The other day, a month past the death of my father, I was unexpectedly struck by an intense feeling of failure and an irrational feeling that I was a disappointment to God. Immediately, I was able to set in right order these profoundly erroneous thoughts. My God does love me. He is not disappointed with me. He does believe in me. Now, I am comforted to know that for all the weakness in my relationship with my earthly father, he now has the mind of our Heavenly Father toward me.
I stood alone in my father's room as he lay unconscious and dying, gasping for breath, his brain and body ravaged by bacterial meningitis. With my Orthodox Prayer Book opened, I quietly prayed this Prayer At The Death of a Parent.
O Lord, You heard Joseph grieving over the death of his father, Jacob, as he wept and kissed him.
Your own Son, our Lord Jesus Christ, also knew the love of a mother, for as He suffered upon the cross, He beheld his Mother and the disciple whom He loved standing near her, and He said: Woman, behold your son. And to the disciple, He said: Behold your mother.
Good Master, look down from heaven and see the pain and grief which have laid hold of my heart and soul today.
Be merciful to me, Your servant, and receive the prayer which is offered to You by a child who has lost his (her) beloved father (mother).
Forgive whatever sins he (she) has willingly or unwillingly committed, whether of word, deed or thought.
Merciful Master, hear the grieving voice of one who has been taught by his (her) father (mother) to turn to You with true faith in times of need, and to raise my eyes and voice to You.
Show Your mercy, O Lord, and grant rest to my father (mother), making him (her) a partaker of Your eternal blessings and granting him (her) a place at Your right hand, for blessed and glorified are You unto all ages. Amen.I was present when my father's heart stopped beating, when the monitors would record no more brain activity, when his soul separated from his still, warm body.
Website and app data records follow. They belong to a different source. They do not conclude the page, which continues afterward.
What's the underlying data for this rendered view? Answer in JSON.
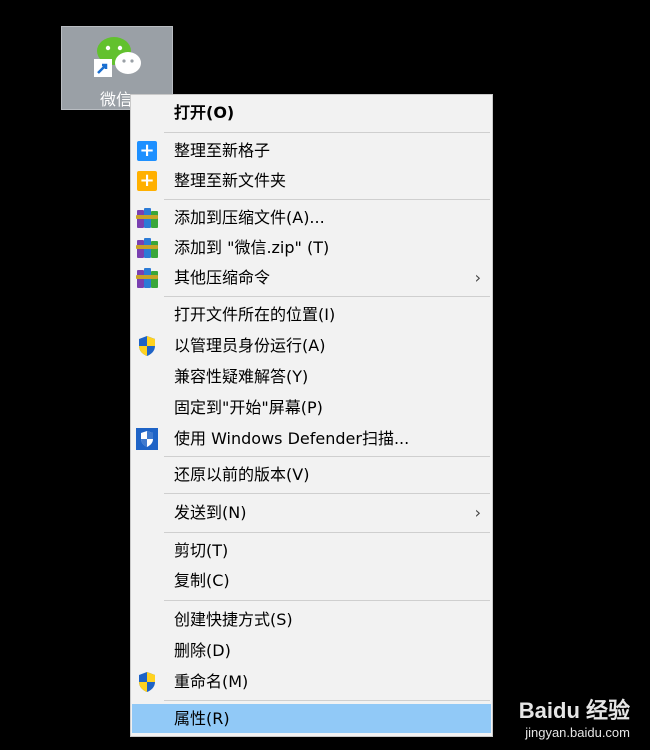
{
  "desktop": {
    "shortcut_label": "微信"
  },
  "menu": {
    "open": "打开(O)",
    "organize_new_box": "整理至新格子",
    "organize_new_folder": "整理至新文件夹",
    "add_to_archive": "添加到压缩文件(A)...",
    "add_to_zip": "添加到 \"微信.zip\" (T)",
    "other_compress": "其他压缩命令",
    "open_file_location": "打开文件所在的位置(I)",
    "run_as_admin": "以管理员身份运行(A)",
    "troubleshoot_compat": "兼容性疑难解答(Y)",
    "pin_to_start": "固定到\"开始\"屏幕(P)",
    "defender_scan": "使用 Windows Defender扫描...",
    "restore_previous": "还原以前的版本(V)",
    "send_to": "发送到(N)",
    "cut": "剪切(T)",
    "copy": "复制(C)",
    "create_shortcut": "创建快捷方式(S)",
    "delete": "删除(D)",
    "rename": "重命名(M)",
    "properties": "属性(R)",
    "submenu_arrow": "›"
  },
  "watermark": {
    "title": "Baidu 经验",
    "url": "jingyan.baidu.com"
  },
  "colors": {
    "selected": "#91c9f7",
    "menu_bg": "#f2f2f2",
    "desktop": "#000000"
  }
}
I will see my father again and I will greet him, but only briefly, as I turn my affection to my Heavenly Father, as my earthly father taught me to do. Until then, I will pray the Prayers for the Departed for the theosis of the soul of Billy Homer Lewis.
O God of spirits and of all flesh,
Who hast trampled down death and overthrown the Devil,
and given life to Thy world,
do Thou, the same Lord,
give rest to the souls of Thy departed servants in a place of brightness,
a place of refreshment,
a place of repose,
where all sickness, sighing,
and sorrow have fled away.
Pardon every transgression which they have committed,
whether by word or deed or thought.
For Thou art a good God and loves mankind;
because there is no man who lives yet does not sin,
for Thou only art without sin,
Thy righteousness is to all eternity,
and Thy word is truth.
For Thou are the Resurrection, the Life,
and the Repose of Thy servants who have fallen asleep, O Christ our God,
and unto Thee we ascribe glory, together with Thy Father,
who is from everlasting,
and Thine all-holy, good,
and life-creating Spirit,
now and ever unto ages of ages.